An old print of Madre Joanna of Jesus
Mary, a Spanish stigmatic of Burgos.

Other women stigmatics with similar experiences include Bl. Jane of Orvieto (d. 1306),  St. Veronica Giuliani (d. 1727), and the Servant of God, Maria von Morl (d. 1868).

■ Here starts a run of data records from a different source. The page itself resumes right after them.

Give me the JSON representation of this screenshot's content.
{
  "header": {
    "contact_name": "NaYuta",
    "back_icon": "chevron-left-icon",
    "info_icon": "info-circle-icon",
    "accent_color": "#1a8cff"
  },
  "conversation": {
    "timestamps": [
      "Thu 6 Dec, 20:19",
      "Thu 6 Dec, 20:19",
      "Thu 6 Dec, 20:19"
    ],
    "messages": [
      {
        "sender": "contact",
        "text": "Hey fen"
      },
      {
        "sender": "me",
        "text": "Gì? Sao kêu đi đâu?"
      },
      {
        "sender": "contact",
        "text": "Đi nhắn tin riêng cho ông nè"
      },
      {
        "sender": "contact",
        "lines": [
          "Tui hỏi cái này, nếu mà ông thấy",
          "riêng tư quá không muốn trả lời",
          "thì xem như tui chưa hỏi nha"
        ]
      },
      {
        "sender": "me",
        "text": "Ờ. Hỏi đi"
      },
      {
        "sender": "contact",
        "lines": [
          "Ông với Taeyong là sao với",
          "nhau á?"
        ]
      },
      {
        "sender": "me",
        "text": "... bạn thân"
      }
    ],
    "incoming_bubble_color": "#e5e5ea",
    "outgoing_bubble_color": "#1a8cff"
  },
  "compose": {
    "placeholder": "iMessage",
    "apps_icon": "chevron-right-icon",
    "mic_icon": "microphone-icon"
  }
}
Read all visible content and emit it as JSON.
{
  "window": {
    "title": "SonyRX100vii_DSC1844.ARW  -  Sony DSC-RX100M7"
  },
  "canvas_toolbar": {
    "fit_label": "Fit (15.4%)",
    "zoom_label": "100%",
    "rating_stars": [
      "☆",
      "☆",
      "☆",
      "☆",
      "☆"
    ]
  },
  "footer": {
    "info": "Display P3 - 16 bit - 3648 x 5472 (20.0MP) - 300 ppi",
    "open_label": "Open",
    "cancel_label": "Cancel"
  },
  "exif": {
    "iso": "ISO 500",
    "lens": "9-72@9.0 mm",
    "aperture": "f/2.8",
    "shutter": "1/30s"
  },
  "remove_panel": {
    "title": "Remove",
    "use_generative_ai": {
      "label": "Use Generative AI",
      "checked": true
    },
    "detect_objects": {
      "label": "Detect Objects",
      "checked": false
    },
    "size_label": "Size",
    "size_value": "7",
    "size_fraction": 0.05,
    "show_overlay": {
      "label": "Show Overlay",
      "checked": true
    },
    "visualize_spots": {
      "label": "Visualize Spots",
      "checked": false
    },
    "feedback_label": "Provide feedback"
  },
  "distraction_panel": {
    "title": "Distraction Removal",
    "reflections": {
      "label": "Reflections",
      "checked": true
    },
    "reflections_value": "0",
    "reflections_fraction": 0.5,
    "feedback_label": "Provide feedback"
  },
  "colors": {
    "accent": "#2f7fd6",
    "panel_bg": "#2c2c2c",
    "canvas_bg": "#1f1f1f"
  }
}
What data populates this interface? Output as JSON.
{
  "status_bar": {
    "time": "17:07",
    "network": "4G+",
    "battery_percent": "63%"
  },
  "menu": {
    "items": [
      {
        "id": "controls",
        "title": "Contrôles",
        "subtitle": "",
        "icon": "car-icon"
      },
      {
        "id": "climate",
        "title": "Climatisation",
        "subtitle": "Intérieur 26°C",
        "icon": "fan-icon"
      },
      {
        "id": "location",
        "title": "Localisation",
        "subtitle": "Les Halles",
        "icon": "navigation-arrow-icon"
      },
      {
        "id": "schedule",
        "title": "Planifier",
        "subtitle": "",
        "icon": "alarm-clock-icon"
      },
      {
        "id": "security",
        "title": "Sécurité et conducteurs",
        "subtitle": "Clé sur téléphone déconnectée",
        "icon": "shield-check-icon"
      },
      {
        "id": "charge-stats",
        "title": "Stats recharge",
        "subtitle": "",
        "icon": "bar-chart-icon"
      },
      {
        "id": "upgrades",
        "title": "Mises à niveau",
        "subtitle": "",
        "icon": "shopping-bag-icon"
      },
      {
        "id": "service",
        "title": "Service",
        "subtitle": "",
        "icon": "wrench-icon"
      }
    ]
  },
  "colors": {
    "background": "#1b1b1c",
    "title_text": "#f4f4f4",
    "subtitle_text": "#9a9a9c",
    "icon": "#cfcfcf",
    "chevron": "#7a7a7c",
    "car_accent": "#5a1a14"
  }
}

Mystical Flights
Sometimes Saints have been known to soar through the air - actual flight, not just hovering in one spot - in order to complete certain tasks or for other practical reasons.  Take for example, St. Joseph of Cupertino, who was a "frequent flyer" and highly referenced when it comes to Levitation - his experiences were some of the most well-observed (he once levitated in the presence of Pope Urban VIII).  It's recounted how the Saint, while residing in the Italian town of Grotella, inspired the townsfolk to erect Stations of the Cross near their parish church.  When workmen struggled to lift a large crucifix, St. Joseph flew into the air and, with little effort, hoisted the crucifix to its place where the men were able to secure it.  His life is filled with many such stories.

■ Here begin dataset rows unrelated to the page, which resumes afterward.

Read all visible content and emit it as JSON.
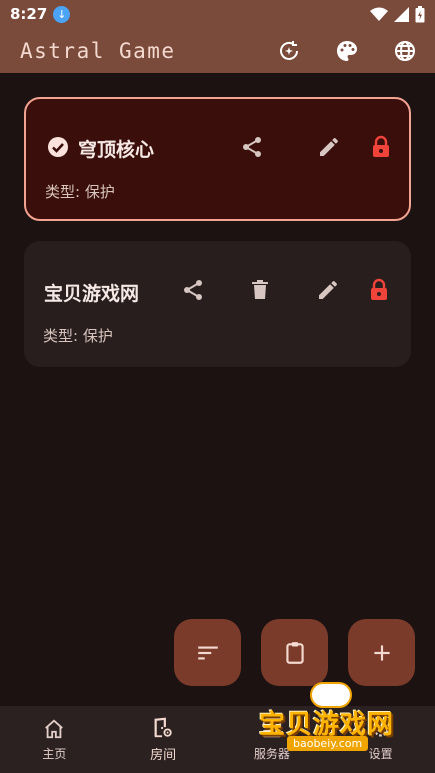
{
  "status_bar": {
    "time": "8:27"
  },
  "app_bar": {
    "title": "Astral Game"
  },
  "rooms": [
    {
      "name": "穹顶核心",
      "type_label": "类型: 保护",
      "selected": true
    },
    {
      "name": "宝贝游戏网",
      "type_label": "类型: 保护",
      "selected": false
    }
  ],
  "bottom_nav": [
    {
      "label": "主页"
    },
    {
      "label": "房间"
    },
    {
      "label": "服务器"
    },
    {
      "label": "设置"
    }
  ],
  "watermark": {
    "text": "宝贝游戏网",
    "url": "baobeiy.com"
  },
  "colors": {
    "app_bar": "#7a4a3a",
    "background": "#1b1211",
    "selected_card": "#3a0e0a",
    "selected_border": "#f2a392",
    "card": "#271e1d",
    "lock": "#f0433a",
    "fab": "#7b3b2b"
  }
}
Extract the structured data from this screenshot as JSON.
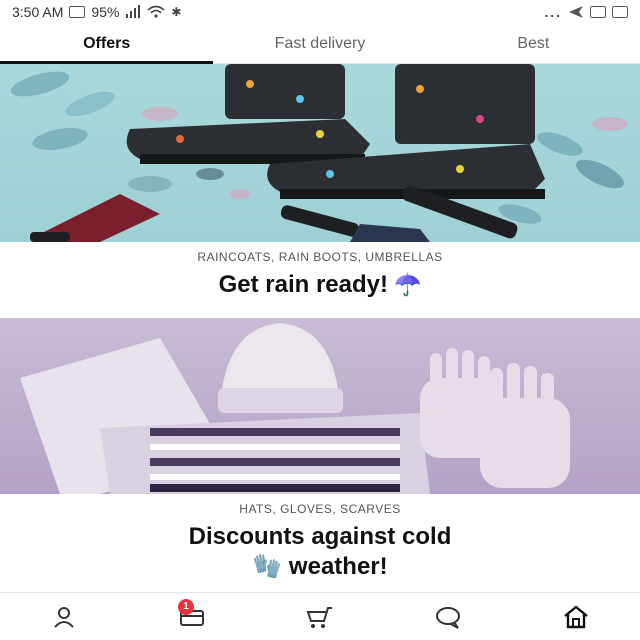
{
  "status_bar": {
    "time": "3:50 AM",
    "battery": "95%",
    "dots": "..."
  },
  "tabs": [
    {
      "label": "Offers",
      "active": true
    },
    {
      "label": "Fast delivery",
      "active": false
    },
    {
      "label": "Best",
      "active": false
    }
  ],
  "offers": [
    {
      "subtitle": "RAINCOATS, RAIN BOOTS, UMBRELLAS",
      "title": "Get rain ready!",
      "emoji": "☂️",
      "image": "rain boots and umbrellas"
    },
    {
      "subtitle": "HATS, GLOVES, SCARVES",
      "title_line1": "Discounts against cold",
      "title_line2": "weather!",
      "emoji": "🧤",
      "image": "knit hat, scarf and gloves"
    }
  ],
  "bottom_nav": {
    "items": [
      {
        "name": "home-icon"
      },
      {
        "name": "chat-icon"
      },
      {
        "name": "cart-icon"
      },
      {
        "name": "wallet-icon",
        "badge": "1"
      },
      {
        "name": "profile-icon"
      }
    ]
  },
  "colors": {
    "badge": "#e8323c",
    "rain_bg": "#a9d8dc",
    "cold_bg": "#c9bcd6"
  }
}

St. Joseph Cupertino in flight.

In the life of St. Christina the Astonishing (d. 1224), an extraordinary victim-soul who suffered for the benefit of the Poor Souls in Purgatory, she sometimes took to the air, flying up to church rafters or the tops of trees to distance herself from her fellow man.  Apparently, she had the unusual ability to smell the stench of any sin present in souls and could not bear to be near most people because their odor nauseated her.

Another example I'd like to include in this segment is Bl. Anne Catherine Emmerich (d. 1824), the celebrated German stigmatic.   In her biography, the Blessed tells of occasions during which she found herself suddenly rising in the air while cleaning in her monastery's chapel.  She was lucid and attributed these flights to her guardian angel, taking advantage of them to clean the upper parts of the church that were normally inaccessible.

Of course there will always be doubters who will scoff at these stories, which is fine, but for this author there's no doubt Levitation occurs; it's a bona-fide Miracle.  The recorded accounts, and the credibility and volume of witnesses throughout history are just too compelling to dismiss it.

Three holy women-founders who levitated:
St. Joaquina Vedruna de Mas (d. 1854), St.
Maria de Mattias (d. 1866), & St. Angela of
the Cross (d. 1932).

Some skeptics concede that "something" may have really occurred BUT it was: misidentified by the witness(es)... mass hysteria.... perhaps due to the Mystic's natural agility (e.g. jumping)... or simply an outright hoax perpetrated by either the Mystic and/or witness(es).  But these explanations can be reasonably dismissed.

The fact is - there are abundant accounts of levitations that lasted for more than the brief seconds it takes for someone to jump or leap.  For example, one of St. Thomas of Villanova's (d. 1555) levitations lasted for 12 hours, while Bl. Archangela Girlani (d. 1424) once clocked in as being elevated for over 24 hours!  The duration of these levitations afforded their numerous spectators more than enough time to rationally analyze what they were seeing... and many witnesses were educated individuals, including a Protestant Duke and a Pope, as in St. Joseph of Cupertino's case.

On at least one occasion St.
Alphonsus Liguori was publicly seen
to spontaneously rise into the air.

... and finally, what about the diabolic?  It is a possibility and there are indeed well-documented cases of false mystics, occult practioners, and possessed individuals levitating, which this author will not include here... but, in the accounts cited above from the lives of our Catholic Saints, Blesseds, and Servants of God, one can be assured that God was the originator of their signs and wonders.  The Church wisely and expertly scrutinized their lives and accomplishments with a fine-toothed comb, and determined them to have lived with an exemplary degree of personal sanctity; selfless and heroic souls whose holiness also inspired goodness in countless others.  As Jesus once said in Sacred Scripture: "THEREFORE, BY THEIR FRUITS YOU WILL KNOW THEM." (Matthew 17:20)

No comments:

Post a Comment

[Your comment/feedback is welcomed. However, business advertisements of any sort are not allowed and will be deleted. Thank you.]